EXERCISE ▸ A bare number is all that is needed: how many lines below contain the string "ffffff"?
──────── ENTRIES SHOWN
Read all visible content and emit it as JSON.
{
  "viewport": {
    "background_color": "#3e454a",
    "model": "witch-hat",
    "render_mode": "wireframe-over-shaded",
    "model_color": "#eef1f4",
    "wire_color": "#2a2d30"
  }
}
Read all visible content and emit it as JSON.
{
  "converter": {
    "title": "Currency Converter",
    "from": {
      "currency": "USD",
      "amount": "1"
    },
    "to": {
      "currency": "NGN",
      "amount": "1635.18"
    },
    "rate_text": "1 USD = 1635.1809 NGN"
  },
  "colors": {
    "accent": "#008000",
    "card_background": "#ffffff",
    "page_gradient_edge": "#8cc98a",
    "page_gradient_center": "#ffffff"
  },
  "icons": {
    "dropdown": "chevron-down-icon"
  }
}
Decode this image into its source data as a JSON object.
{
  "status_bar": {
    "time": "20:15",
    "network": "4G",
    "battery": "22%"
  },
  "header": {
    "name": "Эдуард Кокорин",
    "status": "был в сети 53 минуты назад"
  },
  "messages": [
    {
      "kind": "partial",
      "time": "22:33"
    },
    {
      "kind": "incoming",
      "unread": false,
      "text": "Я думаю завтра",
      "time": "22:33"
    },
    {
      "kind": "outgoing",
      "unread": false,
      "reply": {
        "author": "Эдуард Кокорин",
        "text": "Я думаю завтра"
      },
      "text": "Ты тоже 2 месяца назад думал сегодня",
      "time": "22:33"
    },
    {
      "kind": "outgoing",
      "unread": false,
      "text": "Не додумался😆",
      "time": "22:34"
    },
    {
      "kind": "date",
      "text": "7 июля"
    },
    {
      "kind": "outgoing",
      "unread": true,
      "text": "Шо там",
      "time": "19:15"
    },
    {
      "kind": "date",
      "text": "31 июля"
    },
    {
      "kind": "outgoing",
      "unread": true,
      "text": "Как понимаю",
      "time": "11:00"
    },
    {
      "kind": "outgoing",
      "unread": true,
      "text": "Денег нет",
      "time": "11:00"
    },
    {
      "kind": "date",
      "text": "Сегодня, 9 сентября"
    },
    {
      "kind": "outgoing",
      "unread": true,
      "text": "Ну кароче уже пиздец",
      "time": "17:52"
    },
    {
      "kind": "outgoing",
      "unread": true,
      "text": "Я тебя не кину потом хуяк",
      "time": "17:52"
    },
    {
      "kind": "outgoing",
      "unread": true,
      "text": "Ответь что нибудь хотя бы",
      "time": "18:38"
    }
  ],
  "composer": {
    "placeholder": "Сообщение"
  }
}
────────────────
TASK OUTPUT ▸ 2